Hank why do you drink?
Hank, why do roll smoke?
Why must you live out the songs that you wrote?
Stop and think it over,
Try and put yourself in my unique position
if I get stoned and sing all night long, it’s a family tradition!

That’s from a country song by Hank Williams Jr. I know that’s not a real polite way to open today’s post, but it does get your attention, and it even has a point. For that matter, it’s true. Hank Williams Sr. is an icon of early country music. At a relatively young age he passed away in what some said was a country music singer’s dream of his last scene, drunk– in the back of his Cadillac– headed for at gig at the Grand Ole’ Opry.

Wine, women and song aside, let’s talk about family traditions. I’ve heard some people, and I may have even said it myself, “We need to set up some family traditions.”

But we don’t need to. Family traditions set themselves up. Even a baby in the womb can hear the sounds, and even detect the ambiance of the family they’re going to join. Music, sounds, and the tone of conversations deliver to them a message.

Early childhood years can set patterns and attitudes that children may carry for the rest of their lives.

The effects of family traditions can persist for generations even centuries. The Book of Mormon is replete with wars and carnage brought on by what they called, “Traditions of the fathers.”

Whole nations today hate each other ostensibly over whether Ishmael or Isaac’s descendants are the rightful heirs to promises God made to Abraham.

I believe America is in trouble today because of the family traditions we have developed in too many homes, and the salvation of this nation lies in cleansing, and strengthening our families, and turning our homes into sacred space.

And I suggest with all due respect to country music lovers of which I am one, that the Hank Williams song we started this discussion with would not make a good children’s lullaby or a blueprint for family traditions.

Better would be a song like this. “There is beauty all around, when there’s love at home…”

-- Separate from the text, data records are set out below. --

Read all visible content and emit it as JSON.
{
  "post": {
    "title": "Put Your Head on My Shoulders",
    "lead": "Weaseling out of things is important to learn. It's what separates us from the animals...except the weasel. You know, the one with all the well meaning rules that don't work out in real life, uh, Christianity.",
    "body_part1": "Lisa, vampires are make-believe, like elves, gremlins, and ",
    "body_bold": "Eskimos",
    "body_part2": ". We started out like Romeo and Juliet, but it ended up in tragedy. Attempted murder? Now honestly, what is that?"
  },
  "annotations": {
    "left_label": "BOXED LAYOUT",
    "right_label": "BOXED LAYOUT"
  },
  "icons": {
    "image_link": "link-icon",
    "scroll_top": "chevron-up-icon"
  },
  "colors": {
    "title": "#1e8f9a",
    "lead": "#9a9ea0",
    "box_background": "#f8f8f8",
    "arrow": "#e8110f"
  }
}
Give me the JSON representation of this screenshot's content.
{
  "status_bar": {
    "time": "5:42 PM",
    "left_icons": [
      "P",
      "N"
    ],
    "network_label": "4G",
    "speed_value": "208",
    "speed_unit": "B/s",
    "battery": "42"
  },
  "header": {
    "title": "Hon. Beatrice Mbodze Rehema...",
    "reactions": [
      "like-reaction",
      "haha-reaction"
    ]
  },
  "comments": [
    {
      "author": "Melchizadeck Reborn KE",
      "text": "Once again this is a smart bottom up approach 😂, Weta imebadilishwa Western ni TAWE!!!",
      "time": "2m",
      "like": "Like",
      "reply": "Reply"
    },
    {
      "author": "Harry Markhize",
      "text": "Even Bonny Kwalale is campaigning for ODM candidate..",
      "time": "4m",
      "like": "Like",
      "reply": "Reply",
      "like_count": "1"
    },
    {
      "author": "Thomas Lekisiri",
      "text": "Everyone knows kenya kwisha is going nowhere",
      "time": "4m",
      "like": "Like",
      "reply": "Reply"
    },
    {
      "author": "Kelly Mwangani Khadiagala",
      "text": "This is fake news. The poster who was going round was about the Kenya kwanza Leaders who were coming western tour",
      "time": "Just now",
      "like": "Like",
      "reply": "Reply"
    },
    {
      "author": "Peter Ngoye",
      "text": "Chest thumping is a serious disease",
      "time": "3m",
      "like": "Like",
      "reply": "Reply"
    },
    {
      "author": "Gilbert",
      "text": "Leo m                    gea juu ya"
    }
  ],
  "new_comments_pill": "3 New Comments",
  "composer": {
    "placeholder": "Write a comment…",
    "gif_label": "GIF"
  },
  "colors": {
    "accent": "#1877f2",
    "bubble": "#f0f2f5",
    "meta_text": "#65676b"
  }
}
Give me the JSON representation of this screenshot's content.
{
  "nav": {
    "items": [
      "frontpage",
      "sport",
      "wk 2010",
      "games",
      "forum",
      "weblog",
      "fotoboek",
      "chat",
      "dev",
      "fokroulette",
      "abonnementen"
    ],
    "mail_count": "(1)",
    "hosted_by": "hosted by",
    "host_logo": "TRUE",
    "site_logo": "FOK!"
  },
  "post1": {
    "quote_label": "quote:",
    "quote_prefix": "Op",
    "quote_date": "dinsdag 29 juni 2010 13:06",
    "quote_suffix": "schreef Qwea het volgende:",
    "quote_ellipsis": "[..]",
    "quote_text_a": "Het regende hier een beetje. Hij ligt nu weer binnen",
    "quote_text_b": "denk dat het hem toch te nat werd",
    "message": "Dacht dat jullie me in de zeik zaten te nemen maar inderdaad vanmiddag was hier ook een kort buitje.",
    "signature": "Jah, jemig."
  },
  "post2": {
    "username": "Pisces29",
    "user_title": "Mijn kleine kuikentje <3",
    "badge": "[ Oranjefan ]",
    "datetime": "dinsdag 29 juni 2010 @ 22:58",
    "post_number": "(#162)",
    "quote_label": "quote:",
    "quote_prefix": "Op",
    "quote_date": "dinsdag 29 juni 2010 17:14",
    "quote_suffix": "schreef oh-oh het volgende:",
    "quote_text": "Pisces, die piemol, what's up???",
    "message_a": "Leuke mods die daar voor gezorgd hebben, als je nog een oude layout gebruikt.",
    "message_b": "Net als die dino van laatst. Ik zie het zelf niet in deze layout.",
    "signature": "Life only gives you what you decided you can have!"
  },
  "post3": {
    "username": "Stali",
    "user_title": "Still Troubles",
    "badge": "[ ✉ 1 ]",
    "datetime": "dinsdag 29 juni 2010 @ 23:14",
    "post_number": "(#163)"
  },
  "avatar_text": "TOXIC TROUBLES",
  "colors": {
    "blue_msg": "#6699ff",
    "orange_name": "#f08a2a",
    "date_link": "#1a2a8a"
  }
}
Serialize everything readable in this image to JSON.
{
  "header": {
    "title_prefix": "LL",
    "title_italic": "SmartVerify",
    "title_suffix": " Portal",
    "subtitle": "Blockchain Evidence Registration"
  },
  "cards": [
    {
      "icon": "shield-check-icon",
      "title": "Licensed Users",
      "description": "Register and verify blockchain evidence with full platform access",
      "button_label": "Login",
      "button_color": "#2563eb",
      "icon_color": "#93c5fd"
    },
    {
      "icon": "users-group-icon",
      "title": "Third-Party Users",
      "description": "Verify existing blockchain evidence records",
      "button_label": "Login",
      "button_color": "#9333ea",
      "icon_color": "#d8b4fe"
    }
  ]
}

Hank why do you drink?
Hank, why do roll smoke?
Why must you live out the songs that you wrote?
Stop and think it over,
Try and put yourself in my unique position
if I get stoned and sing all night long, it’s a family tradition!

That’s from a country song by Hank Williams Jr. I know that’s not a real polite way to open today’s post, but it does get your attention, and it even has a point. For that matter, it’s true. Hank Williams Sr. is an icon of early country music. At a relatively young age he passed away in what some said was a country music singer’s dream of his last scene, drunk– in the back of his Cadillac– headed for at gig at the Grand Ole’ Opry.

Wine, women and song aside, let’s talk about family traditions. I’ve heard some people, and I may have even said it myself, “We need to set up some family traditions.”

But we don’t need to. Family traditions set themselves up. Even a baby in the womb can hear the sounds, and even detect the ambiance of the family they’re going to join. Music, sounds, and the tone of conversations deliver to them a message.

Early childhood years can set patterns and attitudes that children may carry for the rest of their lives.

The effects of family traditions can persist for generations even centuries. The Book of Mormon is replete with wars and carnage brought on by what they called, “Traditions of the fathers.”

Whole nations today hate each other ostensibly over whether Ishmael or Isaac’s descendants are the rightful heirs to promises God made to Abraham.

I believe America is in trouble today because of the family traditions we have developed in too many homes, and the salvation of this nation lies in cleansing, and strengthening our families, and turning our homes into sacred space.

And I suggest with all due respect to country music lovers of which I am one, that the Hank Williams song we started this discussion with would not make a good children’s lullaby or a blueprint for family traditions.

Better would be a song like this. “There is beauty all around, when there’s love at home…”

Comments are closed.